Problem requirements
Tell how many lines in the data below hold the string "รายการ"; give nothing but the number.

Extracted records
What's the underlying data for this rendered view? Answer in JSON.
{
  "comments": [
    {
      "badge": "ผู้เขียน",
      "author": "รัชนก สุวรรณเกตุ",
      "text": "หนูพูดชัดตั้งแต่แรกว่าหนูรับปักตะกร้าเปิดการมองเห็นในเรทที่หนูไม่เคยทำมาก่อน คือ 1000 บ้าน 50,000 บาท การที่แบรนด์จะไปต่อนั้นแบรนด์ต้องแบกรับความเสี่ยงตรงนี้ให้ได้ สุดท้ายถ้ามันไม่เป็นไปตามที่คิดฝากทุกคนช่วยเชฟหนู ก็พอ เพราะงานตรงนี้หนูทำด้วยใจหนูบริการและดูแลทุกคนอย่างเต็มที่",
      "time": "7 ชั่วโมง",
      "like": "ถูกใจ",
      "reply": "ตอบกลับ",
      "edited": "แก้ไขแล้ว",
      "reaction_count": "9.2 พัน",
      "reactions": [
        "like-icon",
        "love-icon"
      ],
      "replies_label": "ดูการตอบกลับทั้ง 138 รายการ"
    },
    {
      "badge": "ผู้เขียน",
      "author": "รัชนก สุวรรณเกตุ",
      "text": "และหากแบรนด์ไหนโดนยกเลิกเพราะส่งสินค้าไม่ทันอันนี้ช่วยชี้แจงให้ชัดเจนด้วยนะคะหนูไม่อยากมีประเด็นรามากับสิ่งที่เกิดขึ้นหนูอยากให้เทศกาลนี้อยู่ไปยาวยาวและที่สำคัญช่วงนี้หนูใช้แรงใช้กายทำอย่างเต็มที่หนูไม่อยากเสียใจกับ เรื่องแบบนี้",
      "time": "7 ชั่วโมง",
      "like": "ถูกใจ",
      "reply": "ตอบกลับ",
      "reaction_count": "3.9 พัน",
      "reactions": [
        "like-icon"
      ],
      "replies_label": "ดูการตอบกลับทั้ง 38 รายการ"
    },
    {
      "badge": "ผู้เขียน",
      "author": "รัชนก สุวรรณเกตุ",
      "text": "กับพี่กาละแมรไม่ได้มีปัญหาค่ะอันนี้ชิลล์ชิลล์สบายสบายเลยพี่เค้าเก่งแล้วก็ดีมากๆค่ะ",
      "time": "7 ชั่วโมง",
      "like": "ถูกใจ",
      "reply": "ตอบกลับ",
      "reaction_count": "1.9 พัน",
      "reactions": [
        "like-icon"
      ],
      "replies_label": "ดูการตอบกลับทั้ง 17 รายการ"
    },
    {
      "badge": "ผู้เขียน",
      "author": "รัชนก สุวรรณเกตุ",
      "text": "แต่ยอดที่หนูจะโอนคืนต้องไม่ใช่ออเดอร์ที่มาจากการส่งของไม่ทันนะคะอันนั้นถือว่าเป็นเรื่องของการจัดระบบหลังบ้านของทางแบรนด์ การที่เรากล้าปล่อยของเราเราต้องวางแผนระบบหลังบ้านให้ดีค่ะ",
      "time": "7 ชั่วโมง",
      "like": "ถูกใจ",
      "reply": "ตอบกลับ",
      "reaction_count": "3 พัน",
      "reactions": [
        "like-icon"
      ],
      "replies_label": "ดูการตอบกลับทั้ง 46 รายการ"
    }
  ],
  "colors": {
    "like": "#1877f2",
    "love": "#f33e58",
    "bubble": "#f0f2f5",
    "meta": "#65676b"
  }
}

Task solution
4